1. Talk to friends and relatives
2. Know what your needs are
3. Do your research
4. Create a budget
The Best Chinese Car Wreck Lawyer in city
Workplace Accidents - Things You Should KnowIn order to prove a case in negligence, a party must be able to prove both legal and factual causation. In other words, the party must not only be able to prove that the actions of a party proved something but that the actions were also a legally sufficient cause to hold someone liable and find negligence. Factual and legal causation are said to be distinguished from each other in an effort to avert the danger of a defendant being exposed to "liability in an indeterminate amount for an indeterminate time to an indeterminate class," according to Justice Cardozo.Once a party has factually proven that the actions of the other party have caused his or her injuries, the question becomes one of legal causation. One of the key factors influencing legal causation is the remoteness of the person's harm from the negligence of the other. A person's negligence is too remote or not a "proximate cause" of another's injury or damages if a reasonable person would never reasonably foresee it happening. The idea of legal causation is to prevent negligence damages being awarded in events where no one could foresee something bad happening and so take the necessary steps to avoid it. In cases involving medical malpractice, proximate cause is something easier to prove, particularly in surgical errors. In failure to diagnose or missed diagnosis cases, the issue of proximate cause is not nearly as easy to prove since it's not as easy to tell what the actual damages are. Surgical errors are much easier, unless an individual has undergone a lot of surgeries with a number of different doctors in a very limited period of time. In medical malpractice cases, it is usually harder to prove that there was a breach than that the doctor who committed an error was negligent in terms of legal and factual cause. Determining the breach is more difficult since the error that was committed was not necessarily a monumental error or even identifiable as an error at the time it was committed. Causation is much easier to prove since there are typically very few surgeons capable of making an error on a person at one time. Damages are also usually somewhat simple to prove for the same reason. Depending on the case, particularly in surgery, it is simple to say "I have no feet because the doctor amputated the wrong one." The damages in the case are clear. The difficult part, for the jury, is awarding monetary damages.

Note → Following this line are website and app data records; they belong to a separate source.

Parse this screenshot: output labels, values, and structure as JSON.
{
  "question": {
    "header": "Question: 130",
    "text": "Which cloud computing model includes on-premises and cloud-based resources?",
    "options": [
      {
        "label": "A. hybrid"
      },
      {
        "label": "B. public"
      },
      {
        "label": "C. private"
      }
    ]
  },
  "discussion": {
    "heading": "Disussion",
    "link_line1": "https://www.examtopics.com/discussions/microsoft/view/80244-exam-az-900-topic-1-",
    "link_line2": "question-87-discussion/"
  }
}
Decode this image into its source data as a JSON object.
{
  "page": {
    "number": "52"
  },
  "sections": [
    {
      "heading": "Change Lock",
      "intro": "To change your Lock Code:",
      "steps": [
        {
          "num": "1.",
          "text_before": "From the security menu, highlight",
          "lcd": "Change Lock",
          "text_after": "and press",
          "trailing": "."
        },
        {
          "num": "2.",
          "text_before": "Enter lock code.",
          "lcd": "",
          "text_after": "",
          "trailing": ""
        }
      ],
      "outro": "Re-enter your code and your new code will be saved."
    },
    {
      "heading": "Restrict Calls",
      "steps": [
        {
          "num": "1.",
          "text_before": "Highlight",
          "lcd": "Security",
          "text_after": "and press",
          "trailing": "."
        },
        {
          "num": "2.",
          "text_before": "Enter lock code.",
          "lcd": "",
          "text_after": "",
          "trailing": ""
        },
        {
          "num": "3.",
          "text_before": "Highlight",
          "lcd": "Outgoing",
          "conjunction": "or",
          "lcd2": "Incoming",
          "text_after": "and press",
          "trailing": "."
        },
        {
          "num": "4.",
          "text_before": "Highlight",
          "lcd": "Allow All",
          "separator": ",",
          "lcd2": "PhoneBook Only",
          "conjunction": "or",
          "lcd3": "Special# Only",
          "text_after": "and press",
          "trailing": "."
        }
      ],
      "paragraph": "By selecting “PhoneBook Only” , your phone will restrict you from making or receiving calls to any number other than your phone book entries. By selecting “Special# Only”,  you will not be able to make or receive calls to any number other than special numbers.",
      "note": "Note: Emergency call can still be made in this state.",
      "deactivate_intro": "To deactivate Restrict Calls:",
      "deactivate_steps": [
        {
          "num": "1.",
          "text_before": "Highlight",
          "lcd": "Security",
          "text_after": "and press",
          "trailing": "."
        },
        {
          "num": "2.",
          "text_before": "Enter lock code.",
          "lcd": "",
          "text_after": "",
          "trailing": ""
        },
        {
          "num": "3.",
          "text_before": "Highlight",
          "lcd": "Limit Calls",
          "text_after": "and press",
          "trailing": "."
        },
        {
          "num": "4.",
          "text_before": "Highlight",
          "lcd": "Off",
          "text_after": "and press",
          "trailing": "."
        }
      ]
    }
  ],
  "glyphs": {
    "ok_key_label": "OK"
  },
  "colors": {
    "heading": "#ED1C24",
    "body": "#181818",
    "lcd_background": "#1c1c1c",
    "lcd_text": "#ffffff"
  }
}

Medical Malpractice - How to Deal With It
Pharmaceutical patents are often being challenged in courts or are ignored in certain countries where patent infringement is not punishable. Pharmaceuticals patents can be related to different processes from manufacturing steps to delivery devices. Not all countries abide by the same standards when it comes to patent law protection and intellectual property rights. Naturally, pharmaceutical companies do not get protection for their patents in countries.
Drug patents are necessary because the process for the development of new drugs is very costly, up to $800 million on average. Therefore, the prescription drug industry requires exclusivity for a significant time period to recoup their investment. The process that pharmaceuticals must advance through before they are approved for mass production is extensive. The first step is the discovering of the drug. Pre-clinical trials are next, followed by three phases of clinical trials. The Food and Drug Administration's approval is next and the final step is production and commercialization. The development and release of pharmaceuticals could take up to 14 years.
Today many drug companies which have produced drugs with which the public is very familiar, like Plavix®, Lipitor® and Abilify® have patents that have or will expire in the very near future. Their monopoly over the profits from these branded drugs sales is over. This may seem like a fair step in the evolution of the pharmaceutical marketplace, but studies have proven that the innovation that results from patented drugs equals greater proliferation of innovation. Results from companies that can obtain a patent far exceed the innovations generated by generic drug companies. The cost to bring a new drug to the market has more than doubled over the last few decades and there is only one way to recoup the investment, through the use of patents.